Security researcher Jonas L (@jonasLyk) recently revealed that there is a command that can damage an NTFS-style storage drive in the blink of an eye. And it’s so simple that there’s only one line.
When exploited, this vulnerability will immediately damage the NTFS formatted hard drive. Windows operating system will prompt users to restart their computer to repair the corrupted disc records.
Warning from researcher Jonas L.
The vulnerability can be exploited starting with Windows 10 version 1803, the update was released on April 10, 2018, and continues to work in the latest version, the researcher said. What’s worse is, the vulnerability can be triggered by standard and low-privilege user accounts on Windows 10 systems.
WARNING: Executing the following command on a working system will damage the drive and possibly make it inaccessible. Only check this command in a virtual machine where you can restore the system to a previous backup if the drive is damaged.
“$ i30” is an NTFS property for folders that contain a list of files and subfolders that can damage your drive when accessed. According to Jonas, the Registry key helps diagnose the problem not working in this case, so the cause of “why it’s corrupted” is unknown.

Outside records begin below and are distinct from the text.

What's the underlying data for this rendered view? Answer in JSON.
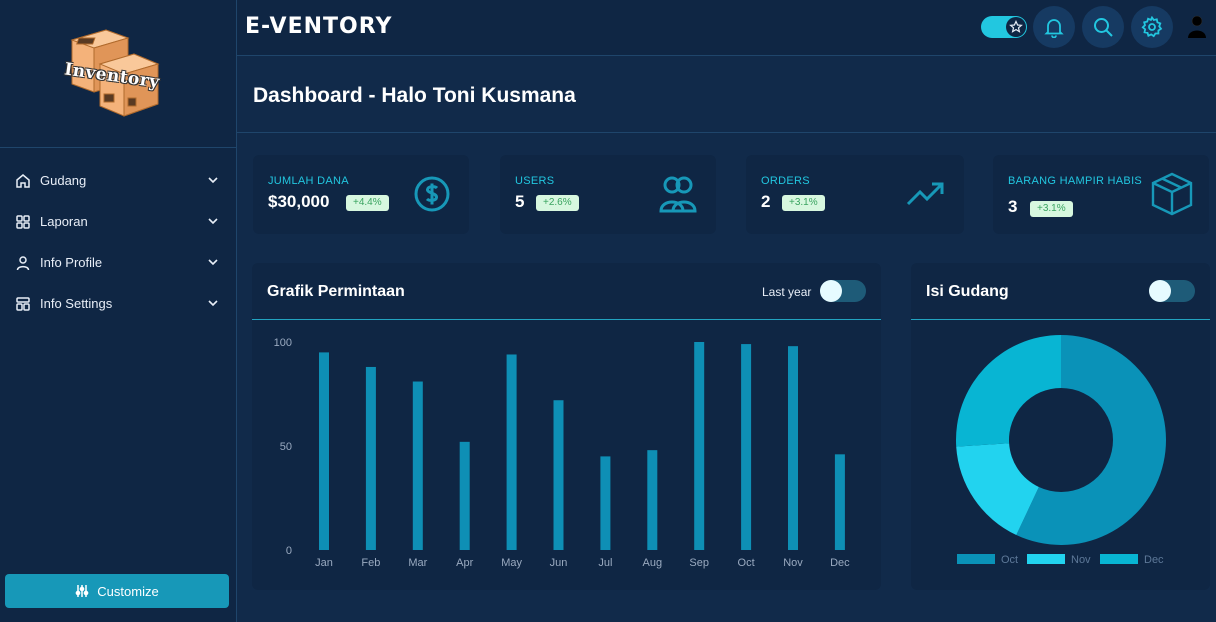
{
  "sidebar": {
    "logo_text": "Inventory",
    "items": [
      {
        "label": "Gudang",
        "icon": "home-icon"
      },
      {
        "label": "Laporan",
        "icon": "grid-icon"
      },
      {
        "label": "Info Profile",
        "icon": "user-icon"
      },
      {
        "label": "Info Settings",
        "icon": "settings-layout-icon"
      }
    ],
    "customize_label": "Customize"
  },
  "topbar": {
    "brand": "E-VENTORY",
    "icons": [
      "theme-toggle",
      "bell-icon",
      "search-icon",
      "gear-icon",
      "user-avatar-icon"
    ]
  },
  "header": {
    "title": "Dashboard - Halo Toni Kusmana"
  },
  "cards": [
    {
      "title": "JUMLAH DANA",
      "value": "$30,000",
      "badge": "+4.4%",
      "icon": "dollar-icon"
    },
    {
      "title": "USERS",
      "value": "5",
      "badge": "+2.6%",
      "icon": "users-icon"
    },
    {
      "title": "ORDERS",
      "value": "2",
      "badge": "+3.1%",
      "icon": "trending-up-icon"
    },
    {
      "title": "BARANG HAMPIR HABIS",
      "value": "3",
      "badge": "+3.1%",
      "icon": "box-icon"
    }
  ],
  "bar_panel": {
    "title": "Grafik Permintaan",
    "toggle_label": "Last year"
  },
  "pie_panel": {
    "title": "Isi Gudang"
  },
  "colors": {
    "accent": "#22c7e0",
    "bar": "#0e8fb5",
    "card_bg": "#0f2644",
    "page_bg": "#112a4a"
  },
  "chart_data": [
    {
      "type": "bar",
      "categories": [
        "Jan",
        "Feb",
        "Mar",
        "Apr",
        "May",
        "Jun",
        "Jul",
        "Aug",
        "Sep",
        "Oct",
        "Nov",
        "Dec"
      ],
      "values": [
        95,
        88,
        81,
        52,
        94,
        72,
        45,
        48,
        100,
        99,
        98,
        46
      ],
      "ylim": [
        0,
        100
      ],
      "yticks": [
        0,
        50,
        100
      ],
      "grid": false
    },
    {
      "type": "pie",
      "donut": true,
      "categories": [
        "Oct",
        "Nov",
        "Dec"
      ],
      "series": [
        {
          "name": "Oct",
          "value": 57,
          "color": "#0a92b8"
        },
        {
          "name": "Nov",
          "value": 17,
          "color": "#22d3ef"
        },
        {
          "name": "Dec",
          "value": 26,
          "color": "#08b5d3"
        }
      ],
      "legend": "bottom"
    }
  ]
}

One user who reported executing this command said “it can be repaired normally even after 10 times”, but according to Bleeping ComputerThere are cases when the system’s Master File Table will be damaged.
Immediately after entering the command mentioned above, the command prompt will display “Damaged and unreadable” file or directory. And shortly thereafter, the window with the message: “Restart to fix the drive” will automatically pop up. Upon restart, the Windows disk check utility runs and starts fixing the hard drive, as shown in the video below.
NTFS error in Windows 10
After the drive is damaged, Windows 10 generates an error in the Event Log that says that the Master File Table (MFT) for the specific drive contains the corrupted log. The test of BleepingComputer also shows that the user can use this command on any drive, not just the C: drive, and that drive will then crash.
Serious flaws like these have been known for many years and reported to Microsoft before, but have yet to be patched, according to community sources.
This NTFS issue also affects older versions of Windows XP according to the new information. One user has stated that the path “$ i30” is indeed a valid path, but accessing it directly in the way described above could cause an unprecedented issue.
Bleeping Computer reported to Microsoft about the command in question and received a response from a spokesperson that said: “We will make an update available to the affected devices as soon as possible.”